New Zealand Chinese artist Wong Sing Tai, aka Harry Wong, is a painter, printmaker, and film-maker.

After he won the first Benson and Hedges Art Award in 1968, Colin McCahon described one of his works as New Zealand’s “first Pop Painting”. Yet Wong now employs his signature graphic, hard-edged style now for solely abstract concerns.

Wong is on a clear mission to resolve some of those painterly concerns he had explored in the late 1970’s. “From a painting perspective, the content of colour, balance, concrete form and subtlety are concepts that excite me.”

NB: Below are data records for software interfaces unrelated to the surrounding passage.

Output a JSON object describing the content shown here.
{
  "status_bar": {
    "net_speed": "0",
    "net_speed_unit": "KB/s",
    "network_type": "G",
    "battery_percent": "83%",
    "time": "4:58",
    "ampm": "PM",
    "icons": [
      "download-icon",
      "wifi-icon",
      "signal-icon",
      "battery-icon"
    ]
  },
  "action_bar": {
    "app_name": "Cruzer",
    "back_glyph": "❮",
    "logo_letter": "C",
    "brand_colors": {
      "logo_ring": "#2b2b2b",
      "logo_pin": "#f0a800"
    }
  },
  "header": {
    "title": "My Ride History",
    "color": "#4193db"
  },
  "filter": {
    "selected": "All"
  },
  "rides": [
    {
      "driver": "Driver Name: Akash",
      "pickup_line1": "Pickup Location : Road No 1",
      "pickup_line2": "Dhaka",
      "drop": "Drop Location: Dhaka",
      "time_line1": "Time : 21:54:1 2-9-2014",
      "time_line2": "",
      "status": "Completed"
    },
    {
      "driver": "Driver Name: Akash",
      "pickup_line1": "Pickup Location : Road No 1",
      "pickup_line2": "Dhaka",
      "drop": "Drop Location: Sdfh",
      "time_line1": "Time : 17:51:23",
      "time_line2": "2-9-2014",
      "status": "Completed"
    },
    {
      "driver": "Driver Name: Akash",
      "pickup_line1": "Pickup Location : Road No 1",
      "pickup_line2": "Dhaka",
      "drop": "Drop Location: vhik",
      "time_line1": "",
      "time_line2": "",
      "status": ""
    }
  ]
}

Certainly one of the earliest in New Zealand to paint onto perspex, Wong returns to this 20th century support which signals his Pop heritage and his interest in its transparency and effect on colour.

Wong, the older brother of artist Brent Wong, was one of 10 artists featured in the exhibition section of the Auckland City Art Gallery Ten Big Paintings Project which also featured work by Ralph Hotere, Colin McCahon, Don Driver, and Milan Mrkusich. 

His vivid geometric abstraction nods appreciatively to such Modernist Abstractionists as, Klee, Malevich and Charchoune. Wong’s paintings and screen-prints are represented in public collections including Te Papa, Auckland City Art Gallery, the University of Auckland Collection and the Hocken.